EXTRACTED INFORMATION -
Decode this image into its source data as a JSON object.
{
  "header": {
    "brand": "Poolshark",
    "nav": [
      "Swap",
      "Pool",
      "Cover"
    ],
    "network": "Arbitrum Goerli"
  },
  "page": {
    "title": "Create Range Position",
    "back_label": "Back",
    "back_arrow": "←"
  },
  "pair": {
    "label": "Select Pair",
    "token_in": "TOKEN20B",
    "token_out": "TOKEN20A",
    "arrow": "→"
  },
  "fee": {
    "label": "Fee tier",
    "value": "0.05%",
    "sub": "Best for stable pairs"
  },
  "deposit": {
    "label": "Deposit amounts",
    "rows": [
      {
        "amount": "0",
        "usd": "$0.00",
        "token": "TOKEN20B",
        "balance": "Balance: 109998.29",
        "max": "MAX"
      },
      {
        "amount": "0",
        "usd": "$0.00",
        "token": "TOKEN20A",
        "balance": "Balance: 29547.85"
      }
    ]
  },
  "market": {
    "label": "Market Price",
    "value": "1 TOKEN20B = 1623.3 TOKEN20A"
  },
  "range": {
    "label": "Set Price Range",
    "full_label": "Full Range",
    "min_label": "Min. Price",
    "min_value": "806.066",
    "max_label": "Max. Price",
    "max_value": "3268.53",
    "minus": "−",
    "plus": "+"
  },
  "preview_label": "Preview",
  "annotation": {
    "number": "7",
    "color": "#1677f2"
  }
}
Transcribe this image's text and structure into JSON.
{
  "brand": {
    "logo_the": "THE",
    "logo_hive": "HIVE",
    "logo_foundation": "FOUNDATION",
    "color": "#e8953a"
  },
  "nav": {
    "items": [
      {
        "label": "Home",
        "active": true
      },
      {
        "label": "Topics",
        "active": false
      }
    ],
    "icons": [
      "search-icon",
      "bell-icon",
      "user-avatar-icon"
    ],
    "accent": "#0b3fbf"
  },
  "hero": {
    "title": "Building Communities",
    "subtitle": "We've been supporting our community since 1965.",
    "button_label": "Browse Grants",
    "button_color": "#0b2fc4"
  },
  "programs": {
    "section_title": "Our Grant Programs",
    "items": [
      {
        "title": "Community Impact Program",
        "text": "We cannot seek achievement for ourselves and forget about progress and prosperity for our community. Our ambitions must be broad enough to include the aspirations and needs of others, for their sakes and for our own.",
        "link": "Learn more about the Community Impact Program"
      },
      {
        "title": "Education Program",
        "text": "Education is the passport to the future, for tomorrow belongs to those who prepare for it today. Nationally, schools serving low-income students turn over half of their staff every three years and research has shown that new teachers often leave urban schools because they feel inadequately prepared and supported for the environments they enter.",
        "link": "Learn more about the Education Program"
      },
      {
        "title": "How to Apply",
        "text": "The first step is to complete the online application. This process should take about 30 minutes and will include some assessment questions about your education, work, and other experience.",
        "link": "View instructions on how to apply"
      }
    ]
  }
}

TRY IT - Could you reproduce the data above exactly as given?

RESPONSE FOR THIS EXERCISE -
Decode this image into its source data as a JSON object.
{
  "header": {
    "brand": "Poolshark",
    "nav": [
      "Swap",
      "Pool",
      "Cover"
    ],
    "network": "Arbitrum Goerli"
  },
  "page": {
    "title": "Create Range Position",
    "back_label": "Back",
    "back_arrow": "←"
  },
  "pair": {
    "label": "Select Pair",
    "token_in": "TOKEN20B",
    "token_out": "TOKEN20A",
    "arrow": "→"
  },
  "fee": {
    "label": "Fee tier",
    "value": "0.05%",
    "sub": "Best for stable pairs"
  },
  "deposit": {
    "label": "Deposit amounts",
    "rows": [
      {
        "amount": "0",
        "usd": "$0.00",
        "token": "TOKEN20B",
        "balance": "Balance: 109998.29",
        "max": "MAX"
      },
      {
        "amount": "0",
        "usd": "$0.00",
        "token": "TOKEN20A",
        "balance": "Balance: 29547.85"
      }
    ]
  },
  "market": {
    "label": "Market Price",
    "value": "1 TOKEN20B = 1623.3 TOKEN20A"
  },
  "range": {
    "label": "Set Price Range",
    "full_label": "Full Range",
    "min_label": "Min. Price",
    "min_value": "806.066",
    "max_label": "Max. Price",
    "max_value": "3268.53",
    "minus": "−",
    "plus": "+"
  },
  "preview_label": "Preview",
  "annotation": {
    "number": "7",
    "color": "#1677f2"
  }
}
Transcribe this image's text and structure into JSON.
{
  "brand": {
    "logo_the": "THE",
    "logo_hive": "HIVE",
    "logo_foundation": "FOUNDATION",
    "color": "#e8953a"
  },
  "nav": {
    "items": [
      {
        "label": "Home",
        "active": true
      },
      {
        "label": "Topics",
        "active": false
      }
    ],
    "icons": [
      "search-icon",
      "bell-icon",
      "user-avatar-icon"
    ],
    "accent": "#0b3fbf"
  },
  "hero": {
    "title": "Building Communities",
    "subtitle": "We've been supporting our community since 1965.",
    "button_label": "Browse Grants",
    "button_color": "#0b2fc4"
  },
  "programs": {
    "section_title": "Our Grant Programs",
    "items": [
      {
        "title": "Community Impact Program",
        "text": "We cannot seek achievement for ourselves and forget about progress and prosperity for our community. Our ambitions must be broad enough to include the aspirations and needs of others, for their sakes and for our own.",
        "link": "Learn more about the Community Impact Program"
      },
      {
        "title": "Education Program",
        "text": "Education is the passport to the future, for tomorrow belongs to those who prepare for it today. Nationally, schools serving low-income students turn over half of their staff every three years and research has shown that new teachers often leave urban schools because they feel inadequately prepared and supported for the environments they enter.",
        "link": "Learn more about the Education Program"
      },
      {
        "title": "How to Apply",
        "text": "The first step is to complete the online application. This process should take about 30 minutes and will include some assessment questions about your education, work, and other experience.",
        "link": "View instructions on how to apply"
      }
    ]
  }
}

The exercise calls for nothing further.